The Germans generally welcome the electoral law reform that the traffic light coalition wants to pass on Friday. A majority of almost two-thirds (64 percent) of those eligible to vote expect better political work if the number of MPs were reduced from the current 736 to 630. On the other hand, around a third (32 percent) believe that the quality of the political work of the members of parliament does not depend on the size of the Bundestag. This was the result of a Forsa survey commissioned by stern.
However, the opinion is not uniform. Because the traffic light wants to change the electoral law for the reform, which 46 percent reject and 43 percent support. Overhang and compensation mandates are to be eliminated in the future. In addition, the basic mandate clause is to be deleted. It provides for a party to enter the Bundestag even if it has missed the five percent hurdle but has won at least three direct mandates at the same time.
The Left Party (it only got 4.9 percent of the second votes in the last federal election) would not be represented in the current Bundestag. The number of CSU MPs would also be much lower because the Bavarian party regularly gets more direct mandates than it is entitled to after second votes. The CSU would be hit hard by the elimination of the overhang mandates.
A different picture emerges when it comes to the question of directly elected MPs. Here, 58 percent of respondents are of the opinion that not everyone should move into the Bundestag. This is provided for in the reform. Voters are also divided on the question of whether the reform should be passed with a simple or a two-thirds majority. A simple majority is sufficient for 47 percent, while 46 believe a two-thirds majority is necessary.

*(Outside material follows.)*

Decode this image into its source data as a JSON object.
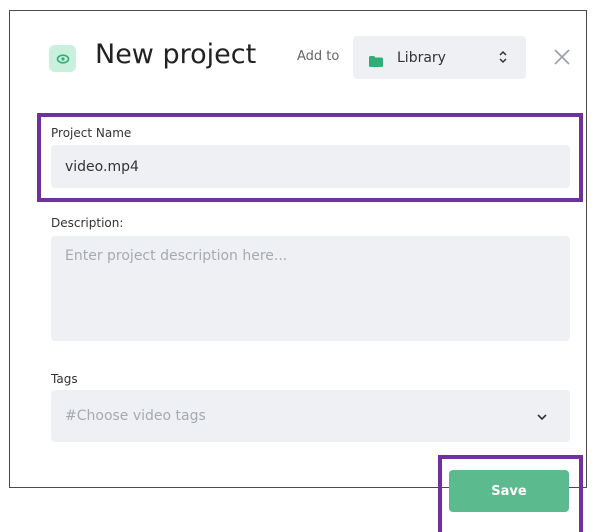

The data was collected by the market and opinion research institute forsa for the RTL Group Germany on March 14 and 15, 2023. Database: 1004 respondents. Statistical error tolerance: /- 3 percentage points